Bottom Line: He was found to be hyponatraemic (130 mM).Funduscopy demonstrated an acute-on-chronic papilledema; CSF spectrophotometry did not reveal any trace of oxyhemoglobin or bilirubin, but ferritin levels were considerably raised (530 ng/mL, upper reference value 12 ng/mL), consistent with a previous bleed.Subsequently he developed morning headaches and nausea.

View Article: PubMed Central - HTML - PubMed

Affiliation: The Tavistock Intensive Care Unit, The National Hospital for Neurology and Neurosurgery, Queen Square, London, WC1N 3BG, UK. a.petzold@ion.ucl.ac.uk.

ABSTRACT

Introduction: Identifying marathon runners at risk of neurological deterioration at the end of the race (within a large cohort complaining of exhaustion, dehydration, nausea, headache, dizziness, etc.) is challenging.
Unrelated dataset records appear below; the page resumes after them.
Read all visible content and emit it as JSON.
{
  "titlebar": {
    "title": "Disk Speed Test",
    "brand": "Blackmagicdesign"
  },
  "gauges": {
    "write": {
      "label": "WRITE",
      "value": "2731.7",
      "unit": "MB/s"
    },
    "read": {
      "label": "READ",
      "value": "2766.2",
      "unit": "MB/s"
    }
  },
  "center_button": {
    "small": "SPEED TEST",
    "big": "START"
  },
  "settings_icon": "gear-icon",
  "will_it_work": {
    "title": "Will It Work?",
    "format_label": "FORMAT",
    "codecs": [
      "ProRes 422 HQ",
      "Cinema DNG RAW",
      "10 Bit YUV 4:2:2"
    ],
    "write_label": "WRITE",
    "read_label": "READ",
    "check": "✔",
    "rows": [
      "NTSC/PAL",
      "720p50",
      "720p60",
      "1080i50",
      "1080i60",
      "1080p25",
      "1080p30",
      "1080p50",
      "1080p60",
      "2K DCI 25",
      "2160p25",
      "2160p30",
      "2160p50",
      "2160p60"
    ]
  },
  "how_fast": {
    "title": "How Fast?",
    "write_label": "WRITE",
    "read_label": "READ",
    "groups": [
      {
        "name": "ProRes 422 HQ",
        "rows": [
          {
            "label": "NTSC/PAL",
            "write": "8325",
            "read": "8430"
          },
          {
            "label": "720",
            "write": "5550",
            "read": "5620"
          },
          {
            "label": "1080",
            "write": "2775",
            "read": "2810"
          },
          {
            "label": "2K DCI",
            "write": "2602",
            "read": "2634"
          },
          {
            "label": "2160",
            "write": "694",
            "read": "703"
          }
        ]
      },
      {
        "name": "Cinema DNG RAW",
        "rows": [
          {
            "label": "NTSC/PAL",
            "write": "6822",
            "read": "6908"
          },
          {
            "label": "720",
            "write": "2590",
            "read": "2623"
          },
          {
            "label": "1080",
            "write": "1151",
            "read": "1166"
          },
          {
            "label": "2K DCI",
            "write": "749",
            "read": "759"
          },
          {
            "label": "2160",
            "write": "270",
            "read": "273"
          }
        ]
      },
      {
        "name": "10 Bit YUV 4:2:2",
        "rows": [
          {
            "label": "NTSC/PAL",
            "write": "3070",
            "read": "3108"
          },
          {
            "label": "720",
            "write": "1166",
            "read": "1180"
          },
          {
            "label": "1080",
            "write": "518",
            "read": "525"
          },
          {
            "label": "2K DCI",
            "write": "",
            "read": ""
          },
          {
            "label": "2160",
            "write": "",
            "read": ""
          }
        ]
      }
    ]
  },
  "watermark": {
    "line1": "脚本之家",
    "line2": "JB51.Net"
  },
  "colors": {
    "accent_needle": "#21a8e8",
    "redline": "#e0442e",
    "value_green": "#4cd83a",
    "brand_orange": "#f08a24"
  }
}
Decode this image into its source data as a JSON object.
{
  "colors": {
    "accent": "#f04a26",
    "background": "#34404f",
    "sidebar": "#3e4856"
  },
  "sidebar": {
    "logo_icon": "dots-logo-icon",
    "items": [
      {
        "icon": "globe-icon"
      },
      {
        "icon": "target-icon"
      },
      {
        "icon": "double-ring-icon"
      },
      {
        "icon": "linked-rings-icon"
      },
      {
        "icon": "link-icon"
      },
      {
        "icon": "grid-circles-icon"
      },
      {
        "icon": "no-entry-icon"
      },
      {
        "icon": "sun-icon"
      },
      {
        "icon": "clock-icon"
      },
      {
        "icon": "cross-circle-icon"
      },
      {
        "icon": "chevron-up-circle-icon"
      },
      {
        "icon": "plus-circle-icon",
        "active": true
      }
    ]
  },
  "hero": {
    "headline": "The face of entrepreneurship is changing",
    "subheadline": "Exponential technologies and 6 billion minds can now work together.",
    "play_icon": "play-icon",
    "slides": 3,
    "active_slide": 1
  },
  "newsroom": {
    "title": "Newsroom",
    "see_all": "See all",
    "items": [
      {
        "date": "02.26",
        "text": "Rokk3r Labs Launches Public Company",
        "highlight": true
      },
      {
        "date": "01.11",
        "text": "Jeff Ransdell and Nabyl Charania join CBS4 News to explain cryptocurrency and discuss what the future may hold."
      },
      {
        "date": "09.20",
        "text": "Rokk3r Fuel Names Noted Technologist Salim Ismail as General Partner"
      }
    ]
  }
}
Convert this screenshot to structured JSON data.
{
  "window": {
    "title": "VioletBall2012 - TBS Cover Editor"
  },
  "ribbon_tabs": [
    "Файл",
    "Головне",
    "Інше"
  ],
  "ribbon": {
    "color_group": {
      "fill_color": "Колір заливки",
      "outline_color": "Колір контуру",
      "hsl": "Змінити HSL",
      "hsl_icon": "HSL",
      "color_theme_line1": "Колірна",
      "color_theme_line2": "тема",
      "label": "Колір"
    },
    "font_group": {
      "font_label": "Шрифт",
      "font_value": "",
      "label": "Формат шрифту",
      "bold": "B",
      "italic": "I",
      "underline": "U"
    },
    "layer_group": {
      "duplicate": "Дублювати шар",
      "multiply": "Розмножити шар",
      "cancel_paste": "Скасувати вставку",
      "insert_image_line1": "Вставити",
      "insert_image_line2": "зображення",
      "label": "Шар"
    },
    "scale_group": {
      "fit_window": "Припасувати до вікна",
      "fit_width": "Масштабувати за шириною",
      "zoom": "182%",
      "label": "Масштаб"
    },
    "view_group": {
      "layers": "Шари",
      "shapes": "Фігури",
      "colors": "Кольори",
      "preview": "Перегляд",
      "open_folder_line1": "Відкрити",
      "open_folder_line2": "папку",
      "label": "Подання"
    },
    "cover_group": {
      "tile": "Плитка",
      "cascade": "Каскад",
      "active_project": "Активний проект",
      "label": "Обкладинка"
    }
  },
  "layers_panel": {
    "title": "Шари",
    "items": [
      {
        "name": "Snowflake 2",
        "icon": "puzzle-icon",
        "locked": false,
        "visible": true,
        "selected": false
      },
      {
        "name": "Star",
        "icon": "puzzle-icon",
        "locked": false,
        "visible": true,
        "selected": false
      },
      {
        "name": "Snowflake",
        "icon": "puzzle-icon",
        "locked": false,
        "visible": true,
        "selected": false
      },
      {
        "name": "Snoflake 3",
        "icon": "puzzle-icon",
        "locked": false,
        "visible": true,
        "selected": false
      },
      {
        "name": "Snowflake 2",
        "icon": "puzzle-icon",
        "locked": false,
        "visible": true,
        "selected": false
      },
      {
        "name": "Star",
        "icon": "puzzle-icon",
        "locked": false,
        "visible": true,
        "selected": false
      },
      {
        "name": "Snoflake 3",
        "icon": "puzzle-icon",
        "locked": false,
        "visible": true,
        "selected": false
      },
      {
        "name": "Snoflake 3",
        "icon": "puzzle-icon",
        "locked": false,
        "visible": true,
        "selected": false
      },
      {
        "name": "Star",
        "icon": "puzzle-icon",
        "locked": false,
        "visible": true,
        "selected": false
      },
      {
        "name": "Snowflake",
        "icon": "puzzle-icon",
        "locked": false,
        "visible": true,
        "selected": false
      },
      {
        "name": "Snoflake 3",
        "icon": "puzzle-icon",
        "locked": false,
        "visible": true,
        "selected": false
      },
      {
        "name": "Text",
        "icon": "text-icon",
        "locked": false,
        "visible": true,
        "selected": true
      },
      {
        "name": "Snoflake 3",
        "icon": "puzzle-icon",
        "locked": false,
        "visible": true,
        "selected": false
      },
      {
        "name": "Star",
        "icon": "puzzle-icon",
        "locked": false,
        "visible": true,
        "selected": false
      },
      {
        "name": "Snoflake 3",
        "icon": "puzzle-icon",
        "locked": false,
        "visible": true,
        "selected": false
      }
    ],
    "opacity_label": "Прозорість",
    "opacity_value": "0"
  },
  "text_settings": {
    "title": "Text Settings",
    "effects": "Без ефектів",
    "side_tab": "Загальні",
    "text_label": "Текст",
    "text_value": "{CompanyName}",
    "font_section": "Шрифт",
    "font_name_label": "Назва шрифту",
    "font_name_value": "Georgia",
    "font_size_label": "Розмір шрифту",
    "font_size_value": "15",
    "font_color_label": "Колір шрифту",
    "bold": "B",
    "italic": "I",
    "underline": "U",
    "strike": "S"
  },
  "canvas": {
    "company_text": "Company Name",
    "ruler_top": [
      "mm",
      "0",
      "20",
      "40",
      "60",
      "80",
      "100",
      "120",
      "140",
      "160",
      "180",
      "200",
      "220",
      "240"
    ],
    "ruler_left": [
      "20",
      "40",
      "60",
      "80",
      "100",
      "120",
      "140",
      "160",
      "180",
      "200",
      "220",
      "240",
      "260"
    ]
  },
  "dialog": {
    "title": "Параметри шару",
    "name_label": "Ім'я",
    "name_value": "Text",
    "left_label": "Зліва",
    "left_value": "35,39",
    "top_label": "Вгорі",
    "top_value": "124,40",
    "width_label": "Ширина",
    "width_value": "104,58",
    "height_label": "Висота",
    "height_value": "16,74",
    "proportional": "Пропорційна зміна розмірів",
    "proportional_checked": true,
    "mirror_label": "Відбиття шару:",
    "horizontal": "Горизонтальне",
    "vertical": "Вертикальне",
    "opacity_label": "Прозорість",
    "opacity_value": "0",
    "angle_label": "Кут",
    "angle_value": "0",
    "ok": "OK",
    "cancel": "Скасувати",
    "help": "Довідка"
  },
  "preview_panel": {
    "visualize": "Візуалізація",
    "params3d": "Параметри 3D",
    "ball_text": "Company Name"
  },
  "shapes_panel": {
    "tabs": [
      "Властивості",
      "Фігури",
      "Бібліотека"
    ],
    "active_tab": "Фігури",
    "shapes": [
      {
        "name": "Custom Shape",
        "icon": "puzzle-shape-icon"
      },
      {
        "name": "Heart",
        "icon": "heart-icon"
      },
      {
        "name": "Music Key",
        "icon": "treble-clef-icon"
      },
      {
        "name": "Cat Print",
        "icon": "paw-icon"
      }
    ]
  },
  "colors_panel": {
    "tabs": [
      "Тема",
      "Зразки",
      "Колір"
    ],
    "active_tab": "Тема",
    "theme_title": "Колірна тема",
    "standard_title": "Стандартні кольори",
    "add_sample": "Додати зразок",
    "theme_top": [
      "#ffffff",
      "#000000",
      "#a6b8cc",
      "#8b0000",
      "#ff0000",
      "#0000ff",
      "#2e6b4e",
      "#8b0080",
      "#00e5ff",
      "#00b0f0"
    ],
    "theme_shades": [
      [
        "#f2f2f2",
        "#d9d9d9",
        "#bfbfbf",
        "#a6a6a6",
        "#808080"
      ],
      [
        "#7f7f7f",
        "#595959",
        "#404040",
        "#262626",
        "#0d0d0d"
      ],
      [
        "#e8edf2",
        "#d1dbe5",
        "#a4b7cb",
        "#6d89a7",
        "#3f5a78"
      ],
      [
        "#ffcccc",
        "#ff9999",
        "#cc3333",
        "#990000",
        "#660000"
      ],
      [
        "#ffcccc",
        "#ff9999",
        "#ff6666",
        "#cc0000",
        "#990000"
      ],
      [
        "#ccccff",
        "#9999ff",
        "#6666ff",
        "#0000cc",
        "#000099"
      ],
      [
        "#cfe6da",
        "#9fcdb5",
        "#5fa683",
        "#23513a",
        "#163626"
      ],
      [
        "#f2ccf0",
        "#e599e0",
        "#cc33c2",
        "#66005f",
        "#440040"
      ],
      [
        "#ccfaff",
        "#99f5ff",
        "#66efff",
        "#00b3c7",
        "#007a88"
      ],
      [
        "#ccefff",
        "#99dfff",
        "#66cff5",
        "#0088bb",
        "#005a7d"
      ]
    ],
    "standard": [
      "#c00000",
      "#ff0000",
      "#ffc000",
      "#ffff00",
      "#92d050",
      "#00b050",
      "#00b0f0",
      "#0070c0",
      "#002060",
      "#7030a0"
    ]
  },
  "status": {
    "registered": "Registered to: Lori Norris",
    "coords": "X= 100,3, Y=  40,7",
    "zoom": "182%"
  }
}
Here we report a case of rehydration-related hyponatraemia with ensuing brain herniation.

Case presentation: We report the death of runner in his 30's who collapsed in the recovery area following a marathon. Following rehydration he developed a respiratory arrest in the emergency room. He was found to be hyponatraemic (130 mM). A CT brain scan showed severe hydrocephalus and brain stem herniation. Despite emergency insertion of an extraventricular drain, he was tested for brainstem death the following morning. Funduscopy demonstrated an acute-on-chronic papilledema; CSF spectrophotometry did not reveal any trace of oxyhemoglobin or bilirubin, but ferritin levels were considerably raised (530 ng/mL, upper reference value 12 ng/mL), consistent with a previous bleed. Retrospectively it emerged that the patient had suffered from a thunderclap headache some months earlier. Subsequently he developed morning headaches and nausea. This suggests that he may have suffered from a subarachnoid haemorrhage complicated by secondary hydrocephalus. This would explain why in this case the relatively mild rehydration-related hyponatremia may have caused brain swelling sufficient for herniation.

Conclusion: Given the frequency of hyponatraemia in marathon runners (serum Na <135 mM in about 13%), and the non-specific symptoms, we discuss how a simple screening test such as funduscopy may help to identify those who require urgent neuroimaging.

No MeSH data available.


Related in: MedlinePlus